EL PASO – Miles celebraron el Grito de Independencia de México en la plaza central de El Paso por segundo año seguido después de que Juárez canceló la fiesta del bicentenario de la independencia mexicana el año pasado. Las calles de Juárez quedaron silenciadas y muchos mexicanos no pudieron celebrar la jornada de la Independencia de México como en años anteriores. Debido a la cancelación del evento del Grito en Ciudad Juárez el año pasado, la fiesta realizada por el Consulado General de México en la Plaza San Jacinto aquí se a convertido en un evento mas grande. “Hemos visto el evento crecer de los cientos a los miles. Como vieron hoy, definitivamente se notó el incremento de gente asistiendo el evento”, dijo Frank Núñez, encargado del estacionamiento Mills Plaza.

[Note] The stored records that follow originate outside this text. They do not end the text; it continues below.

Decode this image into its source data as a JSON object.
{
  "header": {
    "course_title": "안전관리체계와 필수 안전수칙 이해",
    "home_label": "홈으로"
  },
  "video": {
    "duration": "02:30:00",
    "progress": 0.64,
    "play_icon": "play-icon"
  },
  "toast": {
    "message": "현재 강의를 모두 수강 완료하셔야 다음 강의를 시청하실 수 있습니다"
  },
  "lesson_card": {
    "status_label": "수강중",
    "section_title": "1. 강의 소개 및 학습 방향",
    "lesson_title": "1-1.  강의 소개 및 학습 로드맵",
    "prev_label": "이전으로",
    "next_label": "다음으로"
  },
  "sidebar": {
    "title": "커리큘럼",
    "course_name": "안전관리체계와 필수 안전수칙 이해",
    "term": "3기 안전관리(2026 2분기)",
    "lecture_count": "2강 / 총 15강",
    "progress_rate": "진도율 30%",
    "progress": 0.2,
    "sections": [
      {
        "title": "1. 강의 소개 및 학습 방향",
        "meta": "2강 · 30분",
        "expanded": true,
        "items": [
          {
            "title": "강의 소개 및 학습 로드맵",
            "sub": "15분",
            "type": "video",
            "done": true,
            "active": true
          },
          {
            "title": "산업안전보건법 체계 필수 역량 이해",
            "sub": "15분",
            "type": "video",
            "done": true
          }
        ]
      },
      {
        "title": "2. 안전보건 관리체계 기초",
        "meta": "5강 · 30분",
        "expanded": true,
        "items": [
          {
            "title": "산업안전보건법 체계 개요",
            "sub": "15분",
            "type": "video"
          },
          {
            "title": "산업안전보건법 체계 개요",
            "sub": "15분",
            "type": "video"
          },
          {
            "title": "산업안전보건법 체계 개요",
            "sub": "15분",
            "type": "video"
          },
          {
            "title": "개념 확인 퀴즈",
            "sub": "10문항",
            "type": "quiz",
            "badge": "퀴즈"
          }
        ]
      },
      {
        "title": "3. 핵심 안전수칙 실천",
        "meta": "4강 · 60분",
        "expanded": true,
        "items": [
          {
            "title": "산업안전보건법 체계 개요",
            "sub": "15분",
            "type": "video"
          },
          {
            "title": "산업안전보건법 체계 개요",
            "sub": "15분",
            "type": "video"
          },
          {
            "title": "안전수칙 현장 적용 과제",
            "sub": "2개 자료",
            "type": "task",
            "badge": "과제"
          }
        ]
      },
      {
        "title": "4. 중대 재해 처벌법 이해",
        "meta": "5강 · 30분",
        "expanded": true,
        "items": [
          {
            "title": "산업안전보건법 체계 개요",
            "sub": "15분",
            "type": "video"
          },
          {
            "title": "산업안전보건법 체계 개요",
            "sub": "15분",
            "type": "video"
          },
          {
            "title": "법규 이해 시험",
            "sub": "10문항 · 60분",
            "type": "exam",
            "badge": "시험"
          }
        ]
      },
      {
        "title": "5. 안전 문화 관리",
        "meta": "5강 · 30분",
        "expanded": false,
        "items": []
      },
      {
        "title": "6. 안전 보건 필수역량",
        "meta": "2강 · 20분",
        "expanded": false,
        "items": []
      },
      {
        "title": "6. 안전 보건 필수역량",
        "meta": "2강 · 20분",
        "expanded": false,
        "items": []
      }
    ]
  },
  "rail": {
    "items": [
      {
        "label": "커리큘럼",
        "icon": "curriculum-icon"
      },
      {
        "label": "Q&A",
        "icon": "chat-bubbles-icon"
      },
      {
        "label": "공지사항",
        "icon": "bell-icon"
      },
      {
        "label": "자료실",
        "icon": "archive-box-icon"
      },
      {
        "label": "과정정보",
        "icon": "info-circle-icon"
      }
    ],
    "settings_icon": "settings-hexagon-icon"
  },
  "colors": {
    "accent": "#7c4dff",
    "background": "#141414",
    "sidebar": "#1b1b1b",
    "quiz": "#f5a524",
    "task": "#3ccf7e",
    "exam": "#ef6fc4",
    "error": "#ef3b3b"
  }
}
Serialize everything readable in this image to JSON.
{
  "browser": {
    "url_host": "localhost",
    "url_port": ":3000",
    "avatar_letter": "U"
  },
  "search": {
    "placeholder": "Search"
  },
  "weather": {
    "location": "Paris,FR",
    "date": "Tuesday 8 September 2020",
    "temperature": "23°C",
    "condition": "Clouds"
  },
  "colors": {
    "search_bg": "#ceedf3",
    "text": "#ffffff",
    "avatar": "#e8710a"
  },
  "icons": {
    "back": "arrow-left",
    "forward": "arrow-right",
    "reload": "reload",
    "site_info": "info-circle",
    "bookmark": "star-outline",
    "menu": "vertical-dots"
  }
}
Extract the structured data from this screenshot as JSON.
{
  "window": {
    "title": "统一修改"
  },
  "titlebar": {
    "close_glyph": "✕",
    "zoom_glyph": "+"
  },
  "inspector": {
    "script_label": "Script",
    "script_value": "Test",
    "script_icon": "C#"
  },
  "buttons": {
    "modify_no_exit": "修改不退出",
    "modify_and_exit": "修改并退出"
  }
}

EL PASO, Texas — Thousands, including many who crossed the border from Juarez, gathered to celebrate “16 de Septiembre” — 200 years of Mexican independence from Spain — at San Jacinto Plaza in downtown El Paso. Festivities here drew more people than usual because public events in Juarez were curtailed due to the current drug-related violence there. Juarez residents were asked to celebrate at home with a televised ceremony. Others opted to celebrate in El Paso at Mexican Consulate sponsored festivities. “We came to celebrate because we heard a big party was going to take place,” said Juarez high school student Diana Mojarro, 17.
EL PASO — The year 2010 marks the 100th anniversary of the Mexican Revolution. In the following video, audio and slideshow presentations, El Pasoans give their views on the impact of the Revolution and the lasting meaning it still holds. Dow Jones Multimedia Training Academy students, Elio Leturia, Elizabeth Marsh and John Freeman and instructor Lourdes Cueva Chacón, thank Mr. Roberto Rodríguez Hernández, Cónsul General of México in El Paso, the consulate staff, Dr. Kate Bonansinga, Director of the Stanlee and Gerald Rubin Center for the Visual Arts, and the citizens of El Paso and Ciudad Juárez who shared their voices. Voices from El Paso